We reach a similar conclusion with respect to the dismissal of the converted CPLR article 78 proceeding challenging, inter alia, the Town Board's decision to grant building project approval without reopening SEQRA review. As a general proposition, judicial review of an agency's SEQRA determination is limited to whether the agency identified the relevant areas of environmental concern, took the requisite “hard look” at such areas and, finally, made a “reasoned elaboration” as to the basis for its determination (see, Matter of Hoffman v. Town Bd. of Town of Queensbury, 255 A.D.2d 752, 753, 680 N.Y.S.2d 735, lv. denied 93 N.Y.2d 830, 687 N.Y.S.2d 619, 710 N.E.2d 265). As applied to the matter before us, a lead agency may, at its discretion, amend a negative declaration where, inter alia, substantive changes are proposed for the project or substantive, new information is discovered and no significant adverse environmental impacts will occur (see, 6 NYCRR 617.7 [e] ). Although there was a change to the project with respect to a secondary means of accessing the proposed facility and additional traffic concerns were raised, we cannot say, based upon our review of the record as a whole, that the Town Board failed to take a “hard look” at the relevant concerns and/or abused its discretion in declining to reopen SEQRA review and amend the negative declaration. Accordingly, we are of the view that Supreme Court's dismissal of this proceeding was entirely proper. Plaintiffs' remaining contentions, to the extent not specifically addressed, have been examined and found to be lacking in merit.

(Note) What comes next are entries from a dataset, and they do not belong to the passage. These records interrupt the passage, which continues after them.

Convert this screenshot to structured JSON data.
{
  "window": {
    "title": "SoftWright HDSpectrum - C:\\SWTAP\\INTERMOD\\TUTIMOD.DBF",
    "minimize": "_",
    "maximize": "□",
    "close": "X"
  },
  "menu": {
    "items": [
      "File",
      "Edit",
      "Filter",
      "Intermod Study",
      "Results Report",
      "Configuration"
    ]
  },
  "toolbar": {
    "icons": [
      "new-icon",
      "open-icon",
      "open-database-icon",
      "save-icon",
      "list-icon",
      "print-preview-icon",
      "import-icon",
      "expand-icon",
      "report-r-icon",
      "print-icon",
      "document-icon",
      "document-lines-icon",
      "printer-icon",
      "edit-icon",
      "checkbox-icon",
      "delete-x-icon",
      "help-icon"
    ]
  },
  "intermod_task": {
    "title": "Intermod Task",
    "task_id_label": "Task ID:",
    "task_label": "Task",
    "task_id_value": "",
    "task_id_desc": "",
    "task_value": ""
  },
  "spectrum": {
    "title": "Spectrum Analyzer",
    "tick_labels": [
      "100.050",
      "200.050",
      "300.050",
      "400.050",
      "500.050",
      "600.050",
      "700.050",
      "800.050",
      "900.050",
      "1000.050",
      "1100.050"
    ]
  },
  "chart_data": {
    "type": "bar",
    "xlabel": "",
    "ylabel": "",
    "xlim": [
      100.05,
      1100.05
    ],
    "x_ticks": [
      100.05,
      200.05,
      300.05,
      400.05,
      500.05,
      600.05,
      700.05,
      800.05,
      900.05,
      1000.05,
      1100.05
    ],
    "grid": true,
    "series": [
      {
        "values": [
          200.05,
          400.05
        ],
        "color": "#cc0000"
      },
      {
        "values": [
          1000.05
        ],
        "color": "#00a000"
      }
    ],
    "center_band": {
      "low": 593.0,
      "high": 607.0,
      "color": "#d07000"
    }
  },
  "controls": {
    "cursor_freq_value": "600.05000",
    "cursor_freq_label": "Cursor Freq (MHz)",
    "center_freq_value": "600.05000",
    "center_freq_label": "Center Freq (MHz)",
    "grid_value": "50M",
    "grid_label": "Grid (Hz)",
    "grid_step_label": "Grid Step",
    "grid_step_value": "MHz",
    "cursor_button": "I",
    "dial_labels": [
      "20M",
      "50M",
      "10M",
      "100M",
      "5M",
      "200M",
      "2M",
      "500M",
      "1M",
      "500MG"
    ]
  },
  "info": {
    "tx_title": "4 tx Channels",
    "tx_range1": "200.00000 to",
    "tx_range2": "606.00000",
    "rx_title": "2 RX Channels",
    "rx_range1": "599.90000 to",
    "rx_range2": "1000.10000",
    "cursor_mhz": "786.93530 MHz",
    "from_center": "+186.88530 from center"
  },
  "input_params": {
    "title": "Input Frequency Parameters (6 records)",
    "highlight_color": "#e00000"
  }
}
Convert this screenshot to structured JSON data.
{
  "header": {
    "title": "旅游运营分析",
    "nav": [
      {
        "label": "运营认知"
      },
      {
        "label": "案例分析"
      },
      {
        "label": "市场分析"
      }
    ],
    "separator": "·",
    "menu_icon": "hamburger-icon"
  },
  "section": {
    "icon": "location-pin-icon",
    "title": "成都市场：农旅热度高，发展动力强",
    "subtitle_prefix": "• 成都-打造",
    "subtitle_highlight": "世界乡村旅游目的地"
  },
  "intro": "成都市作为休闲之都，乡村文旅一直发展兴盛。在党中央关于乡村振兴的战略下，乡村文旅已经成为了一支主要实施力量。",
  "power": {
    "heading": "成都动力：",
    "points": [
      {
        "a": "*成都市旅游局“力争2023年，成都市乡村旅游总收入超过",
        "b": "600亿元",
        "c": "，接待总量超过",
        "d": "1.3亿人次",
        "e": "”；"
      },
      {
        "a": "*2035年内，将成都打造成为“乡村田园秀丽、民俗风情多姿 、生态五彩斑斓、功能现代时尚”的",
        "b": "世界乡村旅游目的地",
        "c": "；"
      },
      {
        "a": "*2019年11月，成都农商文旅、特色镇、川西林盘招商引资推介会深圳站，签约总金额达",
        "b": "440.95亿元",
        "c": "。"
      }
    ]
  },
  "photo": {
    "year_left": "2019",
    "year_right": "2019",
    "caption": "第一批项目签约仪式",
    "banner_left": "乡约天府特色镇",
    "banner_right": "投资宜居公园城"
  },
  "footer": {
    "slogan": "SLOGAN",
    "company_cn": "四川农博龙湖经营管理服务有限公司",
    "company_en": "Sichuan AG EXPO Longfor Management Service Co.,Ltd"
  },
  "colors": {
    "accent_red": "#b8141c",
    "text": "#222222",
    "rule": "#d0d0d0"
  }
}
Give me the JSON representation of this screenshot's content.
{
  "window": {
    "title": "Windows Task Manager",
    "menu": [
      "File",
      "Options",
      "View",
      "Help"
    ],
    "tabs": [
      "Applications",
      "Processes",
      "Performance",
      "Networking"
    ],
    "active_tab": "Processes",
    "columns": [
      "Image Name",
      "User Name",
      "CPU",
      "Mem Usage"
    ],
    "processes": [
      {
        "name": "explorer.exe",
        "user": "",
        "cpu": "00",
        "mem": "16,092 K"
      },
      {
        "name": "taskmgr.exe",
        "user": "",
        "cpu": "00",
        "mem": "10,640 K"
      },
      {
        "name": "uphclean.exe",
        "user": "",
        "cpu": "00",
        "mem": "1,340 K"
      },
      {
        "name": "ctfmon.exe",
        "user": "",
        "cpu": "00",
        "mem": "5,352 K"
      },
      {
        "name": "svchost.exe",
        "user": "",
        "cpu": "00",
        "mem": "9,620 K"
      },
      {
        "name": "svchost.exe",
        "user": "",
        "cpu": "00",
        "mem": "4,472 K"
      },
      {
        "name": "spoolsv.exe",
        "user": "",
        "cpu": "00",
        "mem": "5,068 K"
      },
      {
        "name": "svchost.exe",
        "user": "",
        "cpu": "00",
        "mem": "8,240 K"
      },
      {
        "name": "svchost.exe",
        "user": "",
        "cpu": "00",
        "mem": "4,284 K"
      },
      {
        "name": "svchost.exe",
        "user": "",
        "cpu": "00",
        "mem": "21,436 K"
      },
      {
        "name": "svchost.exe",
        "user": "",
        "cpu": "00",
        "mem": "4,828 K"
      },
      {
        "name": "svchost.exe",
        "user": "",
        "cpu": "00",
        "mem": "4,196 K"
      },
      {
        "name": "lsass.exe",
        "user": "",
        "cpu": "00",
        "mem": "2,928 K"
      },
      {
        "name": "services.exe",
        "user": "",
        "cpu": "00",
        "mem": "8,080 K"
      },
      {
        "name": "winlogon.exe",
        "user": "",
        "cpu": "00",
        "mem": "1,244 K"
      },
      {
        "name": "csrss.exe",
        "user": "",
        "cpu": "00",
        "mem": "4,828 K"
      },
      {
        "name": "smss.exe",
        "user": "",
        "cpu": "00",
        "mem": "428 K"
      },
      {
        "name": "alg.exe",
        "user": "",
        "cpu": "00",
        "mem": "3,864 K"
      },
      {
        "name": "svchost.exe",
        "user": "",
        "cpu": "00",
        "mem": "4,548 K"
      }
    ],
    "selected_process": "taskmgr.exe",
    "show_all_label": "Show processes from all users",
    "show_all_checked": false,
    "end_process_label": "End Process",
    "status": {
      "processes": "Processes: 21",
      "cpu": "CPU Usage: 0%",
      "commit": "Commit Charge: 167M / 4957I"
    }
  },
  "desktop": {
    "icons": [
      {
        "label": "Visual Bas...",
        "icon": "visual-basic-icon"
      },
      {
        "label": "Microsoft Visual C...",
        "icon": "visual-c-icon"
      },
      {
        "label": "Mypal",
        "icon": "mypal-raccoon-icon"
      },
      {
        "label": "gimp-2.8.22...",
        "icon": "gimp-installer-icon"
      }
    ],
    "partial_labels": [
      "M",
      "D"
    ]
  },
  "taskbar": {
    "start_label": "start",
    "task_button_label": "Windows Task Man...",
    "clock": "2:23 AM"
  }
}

ORDERED that the judgment is affirmed, without costs.
CREW III, J.
PETERS, ROSE and LAHTINEN, JJ., concur; CARDONA, P.J., not taking part.